- Kolla, B; Coombes, B.J.; Morgenthaler, T.I.; Mansukhani, M.P. "0173 Spring Forward, Fall Back: Increased Patient Safety-Related Adverse Events Following the Spring Time Change". academic.oup.com. Sleep Research Society. Retrieved March 21, 2022.
- Goble, Keith (March 8, 2019). "Action pursued in 30 states to end time changes". Land Line. Retrieved November 4, 2019.
- Benz, Jennifer; Connelly, Marjorie; Tompson, Trevor. "Dislike for changing the clocks persists". apnorc.org. Associated Press. Retrieved March 21, 2022.
- Derby, Kevin (March 10, 2021). "Marco Rubio, Rick Scott Bring Back Proposal to Make Daylight Saving Time Permanent in Florida". Florida Daily. Retrieved March 22, 2021.
- "Trump: Making daylight saving time permanent is 'OK with me'". Associated Press. March 11, 2019. Retrieved March 22, 2021.
- "S.623 - 117th Congress (2021-2022): A bill to make daylight saving time permanent, and for other purposes". Congress.gov. United States Congress. March 9, 2021. Retrieved March 31, 2021.

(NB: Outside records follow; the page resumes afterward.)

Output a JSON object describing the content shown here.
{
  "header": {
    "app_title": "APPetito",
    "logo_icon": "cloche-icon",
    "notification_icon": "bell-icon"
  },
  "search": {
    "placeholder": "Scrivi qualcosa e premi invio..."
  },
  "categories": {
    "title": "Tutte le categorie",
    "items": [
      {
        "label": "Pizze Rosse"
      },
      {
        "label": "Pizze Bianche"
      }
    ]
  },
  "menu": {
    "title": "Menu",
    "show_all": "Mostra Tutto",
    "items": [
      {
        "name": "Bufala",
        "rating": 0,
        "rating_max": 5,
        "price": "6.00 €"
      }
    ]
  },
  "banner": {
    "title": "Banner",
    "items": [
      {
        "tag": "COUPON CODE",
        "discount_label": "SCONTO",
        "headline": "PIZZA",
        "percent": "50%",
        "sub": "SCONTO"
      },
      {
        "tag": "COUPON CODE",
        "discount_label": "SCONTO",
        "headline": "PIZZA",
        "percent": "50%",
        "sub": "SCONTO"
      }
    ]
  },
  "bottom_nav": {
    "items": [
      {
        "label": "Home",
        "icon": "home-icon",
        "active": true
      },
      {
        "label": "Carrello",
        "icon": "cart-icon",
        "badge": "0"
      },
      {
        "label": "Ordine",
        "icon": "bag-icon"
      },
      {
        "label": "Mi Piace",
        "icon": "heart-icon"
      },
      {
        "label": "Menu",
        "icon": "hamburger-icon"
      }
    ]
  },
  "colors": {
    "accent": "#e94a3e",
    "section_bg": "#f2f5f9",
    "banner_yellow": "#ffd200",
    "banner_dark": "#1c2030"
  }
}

- Reichert, Corinne (March 15, 2022). "Senate Unanimously Passes Bill to Make Daylight Saving Time Permanent". CNET. Retrieved March 15, 2022.
- McLeod, Paul (March 17, 2022). "Everyone was surprised by the Senate passing permanent daylight saving time. Especially the senators". BuzzFeed News. Archived from the original on March 18, 2022. Retrieved March 21, 2022.
- Kennedy, Brigid (March 17, 2022). "The quirky process the Senate used to pass permanent daylight savings". The Week. Archived from the original on March 18, 2022. Retrieved March 21, 2022.
- Diamond, Dan (March 19, 2022). "Senate plan for permanent daylight saving time faces doubts in the House". The Washington Post. Archived from the original on March 20, 2022. Retrieved March 21, 2022.